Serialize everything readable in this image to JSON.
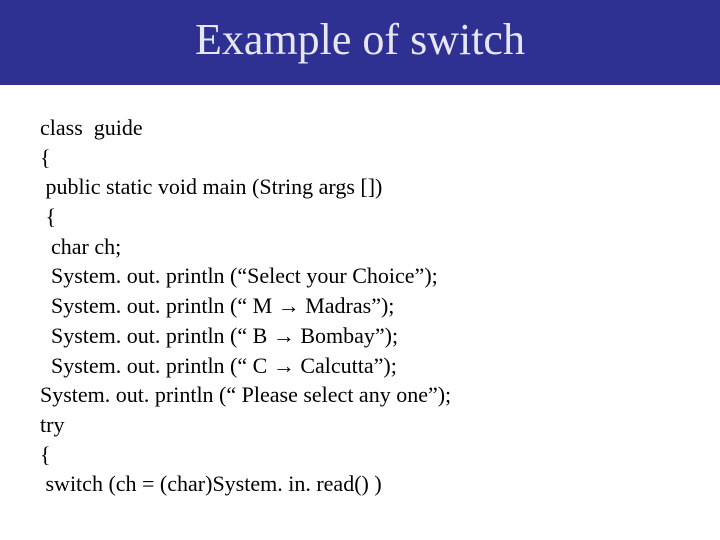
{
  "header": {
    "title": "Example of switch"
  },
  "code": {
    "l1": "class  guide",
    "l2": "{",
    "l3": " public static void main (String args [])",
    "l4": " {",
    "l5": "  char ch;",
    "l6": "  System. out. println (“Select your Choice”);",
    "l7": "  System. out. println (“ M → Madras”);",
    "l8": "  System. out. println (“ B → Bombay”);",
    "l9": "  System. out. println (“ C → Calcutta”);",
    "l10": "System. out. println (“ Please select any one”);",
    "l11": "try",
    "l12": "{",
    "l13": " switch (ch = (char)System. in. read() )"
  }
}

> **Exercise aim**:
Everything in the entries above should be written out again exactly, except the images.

> **Task solution**:
Serialize everything readable in this image to JSON.
{
  "header": {
    "title": "Example of switch"
  },
  "code": {
    "l1": "class  guide",
    "l2": "{",
    "l3": " public static void main (String args [])",
    "l4": " {",
    "l5": "  char ch;",
    "l6": "  System. out. println (“Select your Choice”);",
    "l7": "  System. out. println (“ M → Madras”);",
    "l8": "  System. out. println (“ B → Bombay”);",
    "l9": "  System. out. println (“ C → Calcutta”);",
    "l10": "System. out. println (“ Please select any one”);",
    "l11": "try",
    "l12": "{",
    "l13": " switch (ch = (char)System. in. read() )"
  }
}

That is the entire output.